* _REQUIRED ACTION_
Locate the word "this" in the entries below, then gather every line that holds it.

Component data from apps and pages
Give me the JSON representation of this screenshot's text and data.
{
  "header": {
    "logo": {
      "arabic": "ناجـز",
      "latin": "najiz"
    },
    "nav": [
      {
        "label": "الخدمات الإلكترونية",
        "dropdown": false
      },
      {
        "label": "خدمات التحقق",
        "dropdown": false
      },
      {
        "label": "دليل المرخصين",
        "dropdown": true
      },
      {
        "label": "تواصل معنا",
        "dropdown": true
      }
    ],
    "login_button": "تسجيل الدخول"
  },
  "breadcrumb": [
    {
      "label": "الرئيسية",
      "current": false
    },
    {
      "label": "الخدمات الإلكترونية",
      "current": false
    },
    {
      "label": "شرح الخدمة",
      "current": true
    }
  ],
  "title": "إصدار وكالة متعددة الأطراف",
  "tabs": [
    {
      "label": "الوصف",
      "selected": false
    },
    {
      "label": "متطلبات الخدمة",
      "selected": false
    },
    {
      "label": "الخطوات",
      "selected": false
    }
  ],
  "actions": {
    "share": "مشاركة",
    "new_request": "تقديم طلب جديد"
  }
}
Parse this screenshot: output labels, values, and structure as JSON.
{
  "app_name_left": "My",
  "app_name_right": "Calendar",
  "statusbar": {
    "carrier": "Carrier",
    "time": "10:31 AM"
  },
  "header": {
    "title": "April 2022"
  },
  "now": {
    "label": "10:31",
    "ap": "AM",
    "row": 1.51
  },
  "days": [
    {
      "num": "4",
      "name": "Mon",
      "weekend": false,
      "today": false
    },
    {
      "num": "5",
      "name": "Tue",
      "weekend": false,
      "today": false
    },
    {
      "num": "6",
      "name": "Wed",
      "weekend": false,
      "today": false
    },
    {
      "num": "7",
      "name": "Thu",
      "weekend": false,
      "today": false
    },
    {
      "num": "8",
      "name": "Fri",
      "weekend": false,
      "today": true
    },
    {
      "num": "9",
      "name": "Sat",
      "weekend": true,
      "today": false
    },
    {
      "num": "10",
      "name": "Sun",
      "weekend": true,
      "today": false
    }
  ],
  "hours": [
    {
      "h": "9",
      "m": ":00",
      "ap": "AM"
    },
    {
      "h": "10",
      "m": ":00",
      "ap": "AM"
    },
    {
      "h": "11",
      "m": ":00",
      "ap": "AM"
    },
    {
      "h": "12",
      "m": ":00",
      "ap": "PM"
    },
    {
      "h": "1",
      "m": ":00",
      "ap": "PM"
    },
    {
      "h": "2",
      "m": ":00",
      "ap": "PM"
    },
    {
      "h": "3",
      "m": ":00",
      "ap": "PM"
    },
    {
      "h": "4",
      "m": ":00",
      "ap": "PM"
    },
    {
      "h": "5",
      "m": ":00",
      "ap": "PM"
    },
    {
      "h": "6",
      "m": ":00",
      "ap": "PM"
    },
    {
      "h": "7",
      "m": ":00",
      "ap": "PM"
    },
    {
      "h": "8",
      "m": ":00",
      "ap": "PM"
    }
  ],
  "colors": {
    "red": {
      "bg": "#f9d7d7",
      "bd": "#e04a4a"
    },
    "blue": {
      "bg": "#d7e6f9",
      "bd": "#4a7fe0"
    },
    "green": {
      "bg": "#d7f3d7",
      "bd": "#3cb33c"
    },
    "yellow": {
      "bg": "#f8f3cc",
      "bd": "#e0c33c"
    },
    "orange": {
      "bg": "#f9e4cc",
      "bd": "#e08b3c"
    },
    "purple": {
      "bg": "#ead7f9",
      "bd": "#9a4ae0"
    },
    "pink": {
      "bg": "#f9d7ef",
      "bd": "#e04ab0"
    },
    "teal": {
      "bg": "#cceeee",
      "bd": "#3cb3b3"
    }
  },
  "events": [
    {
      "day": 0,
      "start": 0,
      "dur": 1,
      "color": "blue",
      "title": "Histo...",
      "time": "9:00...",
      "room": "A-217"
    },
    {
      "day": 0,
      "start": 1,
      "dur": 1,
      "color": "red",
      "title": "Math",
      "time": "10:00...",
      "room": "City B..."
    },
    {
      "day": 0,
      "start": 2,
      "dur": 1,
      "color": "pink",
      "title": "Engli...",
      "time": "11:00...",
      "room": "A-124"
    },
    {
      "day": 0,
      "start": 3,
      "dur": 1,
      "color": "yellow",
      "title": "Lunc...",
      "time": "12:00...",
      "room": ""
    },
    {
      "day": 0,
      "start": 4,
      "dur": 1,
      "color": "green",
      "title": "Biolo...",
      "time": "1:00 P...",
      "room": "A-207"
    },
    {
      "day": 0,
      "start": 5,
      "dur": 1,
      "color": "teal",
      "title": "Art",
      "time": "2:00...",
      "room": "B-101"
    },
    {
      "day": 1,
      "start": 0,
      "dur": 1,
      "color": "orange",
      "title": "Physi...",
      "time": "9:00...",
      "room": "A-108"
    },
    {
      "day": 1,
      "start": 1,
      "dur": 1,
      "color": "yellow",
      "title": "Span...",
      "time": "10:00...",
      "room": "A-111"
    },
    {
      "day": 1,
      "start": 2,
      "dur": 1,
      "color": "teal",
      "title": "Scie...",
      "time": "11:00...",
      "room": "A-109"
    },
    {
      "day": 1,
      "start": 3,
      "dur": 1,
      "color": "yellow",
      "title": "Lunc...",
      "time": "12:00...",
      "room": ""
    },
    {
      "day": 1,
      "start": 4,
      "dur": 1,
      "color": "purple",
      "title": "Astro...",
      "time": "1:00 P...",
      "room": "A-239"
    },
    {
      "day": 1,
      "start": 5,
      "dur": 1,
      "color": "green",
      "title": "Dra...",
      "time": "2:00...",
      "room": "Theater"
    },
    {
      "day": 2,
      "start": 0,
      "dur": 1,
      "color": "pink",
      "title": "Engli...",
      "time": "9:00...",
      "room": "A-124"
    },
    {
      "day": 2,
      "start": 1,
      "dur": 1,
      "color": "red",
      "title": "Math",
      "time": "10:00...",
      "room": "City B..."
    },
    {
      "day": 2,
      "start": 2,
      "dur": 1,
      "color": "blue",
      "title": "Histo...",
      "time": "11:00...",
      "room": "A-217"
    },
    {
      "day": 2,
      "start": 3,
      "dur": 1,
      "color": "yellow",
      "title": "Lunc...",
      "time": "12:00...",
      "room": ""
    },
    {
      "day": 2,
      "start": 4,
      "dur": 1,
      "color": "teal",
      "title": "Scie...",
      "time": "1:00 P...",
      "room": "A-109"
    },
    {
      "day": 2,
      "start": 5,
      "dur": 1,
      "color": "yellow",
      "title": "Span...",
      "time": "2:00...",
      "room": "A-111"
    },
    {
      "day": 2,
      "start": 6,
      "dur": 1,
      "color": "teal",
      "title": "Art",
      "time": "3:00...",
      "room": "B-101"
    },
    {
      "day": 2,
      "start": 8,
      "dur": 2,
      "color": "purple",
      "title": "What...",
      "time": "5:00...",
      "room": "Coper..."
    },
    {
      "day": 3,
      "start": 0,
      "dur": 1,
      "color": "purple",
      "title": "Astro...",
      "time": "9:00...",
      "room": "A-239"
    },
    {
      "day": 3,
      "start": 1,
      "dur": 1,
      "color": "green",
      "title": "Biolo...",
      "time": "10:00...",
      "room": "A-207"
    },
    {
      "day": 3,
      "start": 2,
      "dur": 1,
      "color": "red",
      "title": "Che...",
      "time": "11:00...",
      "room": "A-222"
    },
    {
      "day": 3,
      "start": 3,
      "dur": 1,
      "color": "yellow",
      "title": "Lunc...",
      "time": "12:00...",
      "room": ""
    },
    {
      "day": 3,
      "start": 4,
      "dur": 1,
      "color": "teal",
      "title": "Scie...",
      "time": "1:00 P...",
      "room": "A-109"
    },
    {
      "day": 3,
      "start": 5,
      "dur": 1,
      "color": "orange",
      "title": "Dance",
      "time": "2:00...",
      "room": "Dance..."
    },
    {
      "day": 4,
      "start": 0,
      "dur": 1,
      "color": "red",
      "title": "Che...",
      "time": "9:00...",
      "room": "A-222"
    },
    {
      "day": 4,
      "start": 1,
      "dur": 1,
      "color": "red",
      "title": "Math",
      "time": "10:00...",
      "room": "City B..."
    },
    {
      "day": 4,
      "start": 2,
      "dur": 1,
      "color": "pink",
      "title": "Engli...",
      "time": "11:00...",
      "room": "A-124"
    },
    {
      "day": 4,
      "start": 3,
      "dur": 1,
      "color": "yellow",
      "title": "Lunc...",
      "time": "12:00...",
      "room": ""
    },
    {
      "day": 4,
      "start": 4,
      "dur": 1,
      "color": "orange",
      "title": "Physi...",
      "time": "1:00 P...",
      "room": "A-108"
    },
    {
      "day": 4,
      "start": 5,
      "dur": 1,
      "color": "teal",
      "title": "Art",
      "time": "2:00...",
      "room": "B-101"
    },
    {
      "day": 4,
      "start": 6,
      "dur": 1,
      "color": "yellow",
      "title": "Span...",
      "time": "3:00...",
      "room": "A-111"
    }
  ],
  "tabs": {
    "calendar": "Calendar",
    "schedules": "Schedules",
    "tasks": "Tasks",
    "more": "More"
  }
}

* _RESULT_
Give me the JSON representation of this screenshot's text and data.
Parse this screenshot: output labels, values, and structure as JSON.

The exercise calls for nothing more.